__Directions__.
Word for word, restate all the records; images are not part of the copy.

====== Data records

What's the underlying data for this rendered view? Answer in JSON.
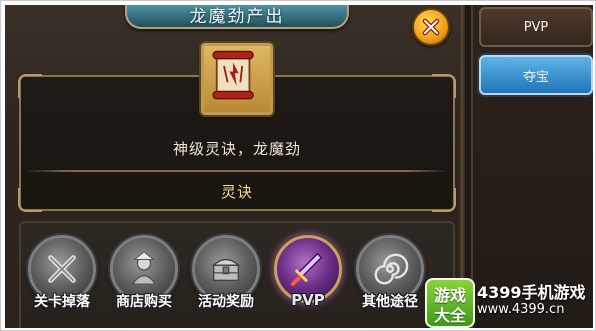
{
  "header": {
    "title": "龙魔劲产出"
  },
  "item": {
    "description": "神级灵诀，龙魔劲",
    "category": "灵诀"
  },
  "sources": [
    {
      "label": "关卡掉落",
      "icon": "crossed-swords-icon",
      "active": false
    },
    {
      "label": "商店购买",
      "icon": "merchant-icon",
      "active": false
    },
    {
      "label": "活动奖励",
      "icon": "treasure-chest-icon",
      "active": false
    },
    {
      "label": "PVP",
      "icon": "sword-icon",
      "active": true
    },
    {
      "label": "其他途径",
      "icon": "spiral-icon",
      "active": false
    }
  ],
  "side_tabs": [
    {
      "label": "PVP",
      "selected": false
    },
    {
      "label": "夺宝",
      "selected": true
    }
  ],
  "watermark": {
    "badge_line1": "游戏",
    "badge_line2": "大全",
    "name": "4399手机游戏",
    "url": "www.4399.cn"
  },
  "colors": {
    "accent_gold": "#f3dc95",
    "selected_tab": "#1f75b8",
    "close_button": "#f2a21b"
  }
}
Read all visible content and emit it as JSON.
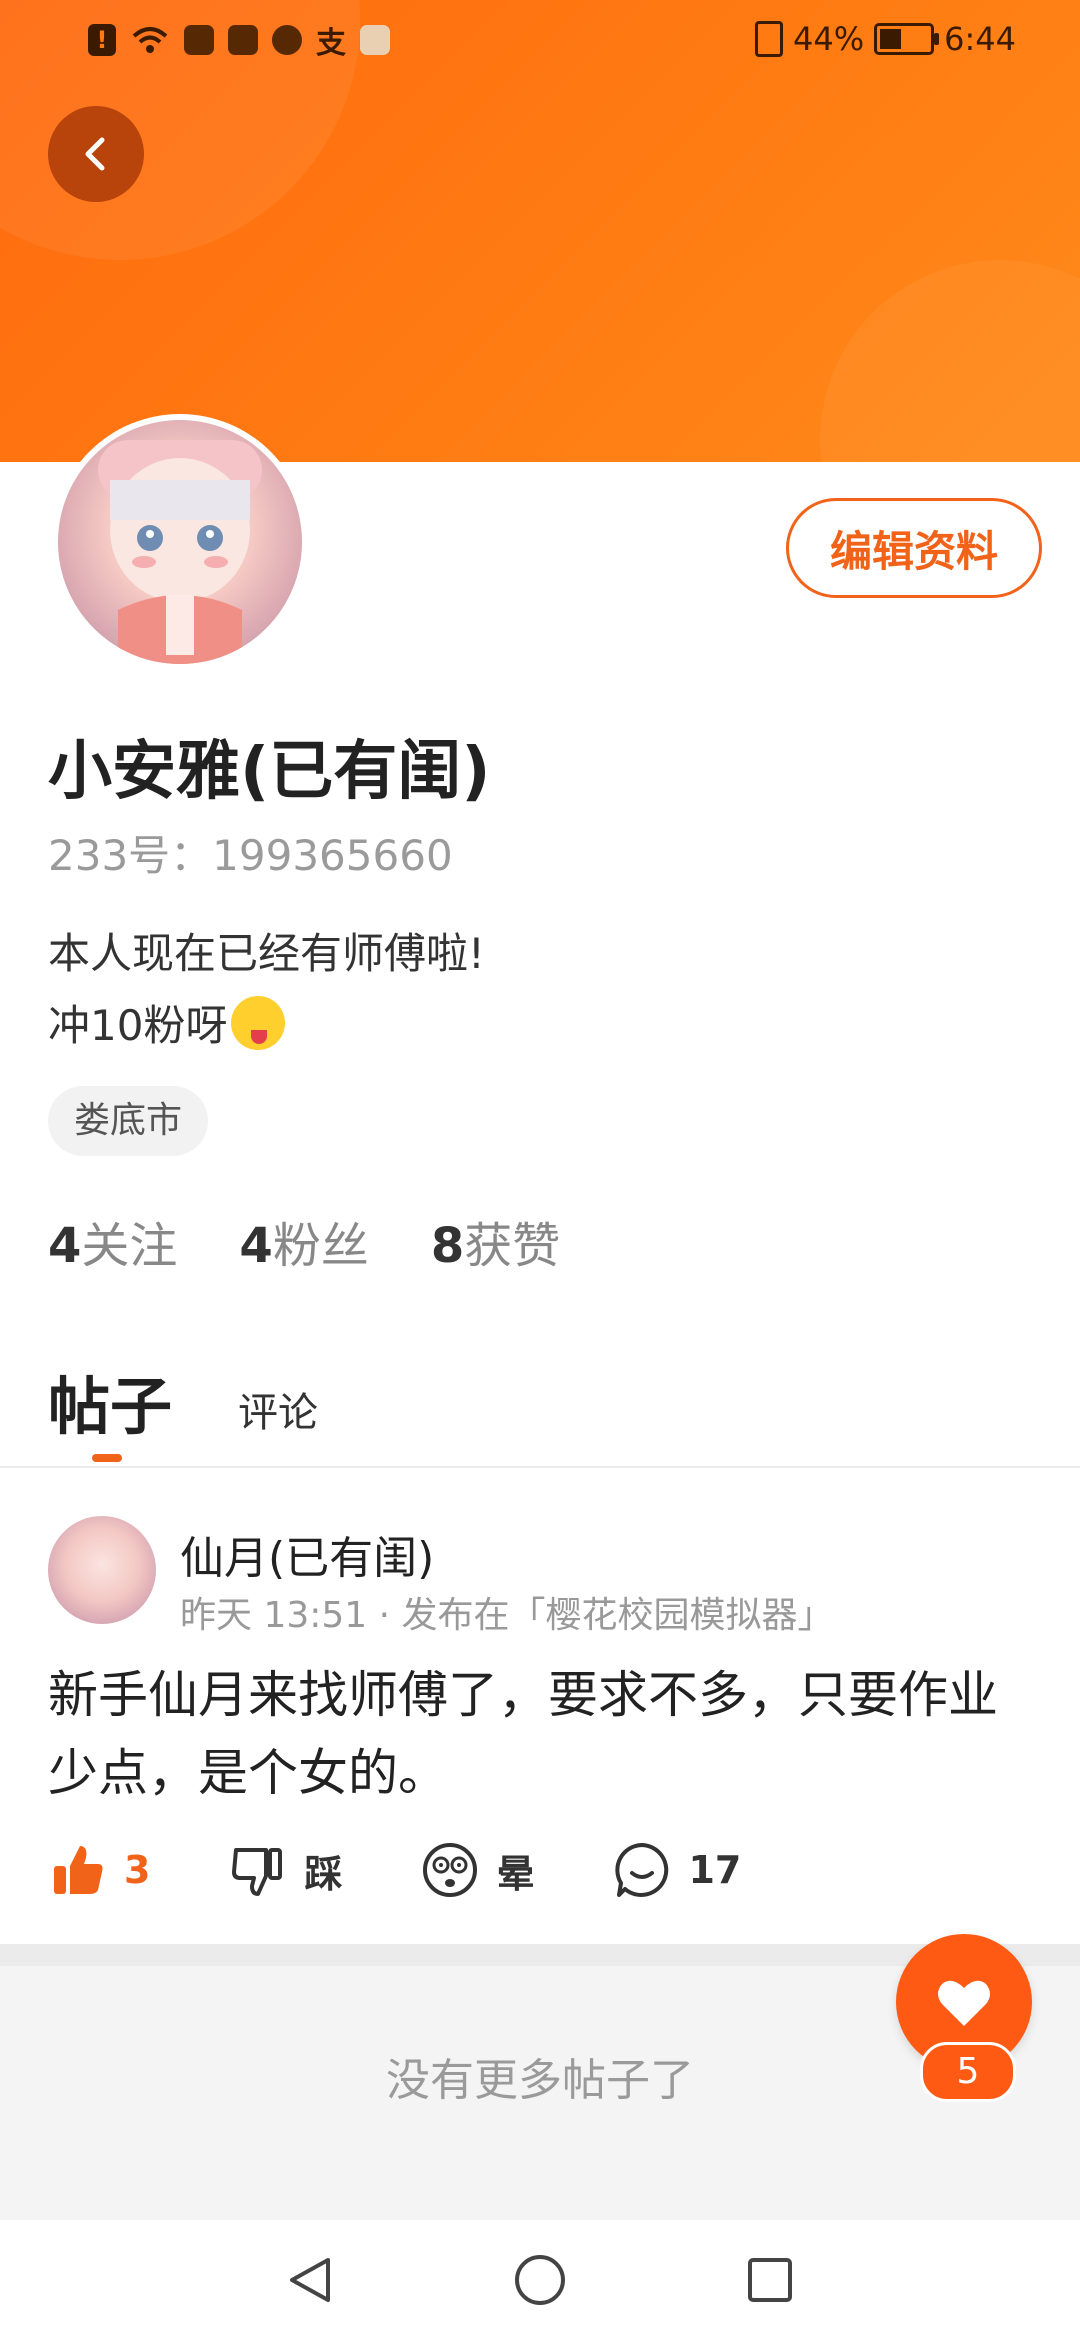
{
  "status_bar": {
    "battery_text": "44%",
    "battery_level": 0.44,
    "time": "6:44",
    "alipay_glyph": "支"
  },
  "header": {
    "back_icon": "chevron-left-icon",
    "accent_color": "#ff7a12"
  },
  "profile": {
    "name": "小安雅(已有闺)",
    "uid": "233号：199365660",
    "bio_line1": "本人现在已经有师傅啦!",
    "bio_line2": "冲10粉呀",
    "location": "娄底市",
    "edit_label": "编辑资料",
    "stats": [
      {
        "num": "4",
        "label": "关注"
      },
      {
        "num": "4",
        "label": "粉丝"
      },
      {
        "num": "8",
        "label": "获赞"
      }
    ]
  },
  "tabs": [
    {
      "label": "帖子",
      "active": true
    },
    {
      "label": "评论",
      "active": false
    }
  ],
  "post": {
    "author": "仙月(已有闺)",
    "meta": "昨天 13:51 · 发布在「樱花校园模拟器」",
    "body": "新手仙月来找师傅了，要求不多，只要作业少点，是个女的。",
    "actions": {
      "like_count": "3",
      "dislike_label": "踩",
      "dizzy_label": "晕",
      "comment_count": "17"
    }
  },
  "footer": {
    "no_more_text": "没有更多帖子了"
  },
  "fab": {
    "icon": "heart-icon",
    "count": "5"
  },
  "nav": {
    "back": "back-triangle-icon",
    "home": "home-circle-icon",
    "recents": "recents-square-icon"
  }
}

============

__Result__.
What's the underlying data for this rendered view? Answer in JSON.
{
  "header": {
    "title": "龙魔劲产出"
  },
  "item": {
    "description": "神级灵诀，龙魔劲",
    "category": "灵诀"
  },
  "sources": [
    {
      "label": "关卡掉落",
      "icon": "crossed-swords-icon",
      "active": false
    },
    {
      "label": "商店购买",
      "icon": "merchant-icon",
      "active": false
    },
    {
      "label": "活动奖励",
      "icon": "treasure-chest-icon",
      "active": false
    },
    {
      "label": "PVP",
      "icon": "sword-icon",
      "active": true
    },
    {
      "label": "其他途径",
      "icon": "spiral-icon",
      "active": false
    }
  ],
  "side_tabs": [
    {
      "label": "PVP",
      "selected": false
    },
    {
      "label": "夺宝",
      "selected": true
    }
  ],
  "watermark": {
    "badge_line1": "游戏",
    "badge_line2": "大全",
    "name": "4399手机游戏",
    "url": "www.4399.cn"
  },
  "colors": {
    "accent_gold": "#f3dc95",
    "selected_tab": "#1f75b8",
    "close_button": "#f2a21b"
  }
}
Read all visible content and emit it as JSON.
{
  "status_bar": {
    "battery_text": "44%",
    "battery_level": 0.44,
    "time": "6:44",
    "alipay_glyph": "支"
  },
  "header": {
    "back_icon": "chevron-left-icon",
    "accent_color": "#ff7a12"
  },
  "profile": {
    "name": "小安雅(已有闺)",
    "uid": "233号：199365660",
    "bio_line1": "本人现在已经有师傅啦!",
    "bio_line2": "冲10粉呀",
    "location": "娄底市",
    "edit_label": "编辑资料",
    "stats": [
      {
        "num": "4",
        "label": "关注"
      },
      {
        "num": "4",
        "label": "粉丝"
      },
      {
        "num": "8",
        "label": "获赞"
      }
    ]
  },
  "tabs": [
    {
      "label": "帖子",
      "active": true
    },
    {
      "label": "评论",
      "active": false
    }
  ],
  "post": {
    "author": "仙月(已有闺)",
    "meta": "昨天 13:51 · 发布在「樱花校园模拟器」",
    "body": "新手仙月来找师傅了，要求不多，只要作业少点，是个女的。",
    "actions": {
      "like_count": "3",
      "dislike_label": "踩",
      "dizzy_label": "晕",
      "comment_count": "17"
    }
  },
  "footer": {
    "no_more_text": "没有更多帖子了"
  },
  "fab": {
    "icon": "heart-icon",
    "count": "5"
  },
  "nav": {
    "back": "back-triangle-icon",
    "home": "home-circle-icon",
    "recents": "recents-square-icon"
  }
}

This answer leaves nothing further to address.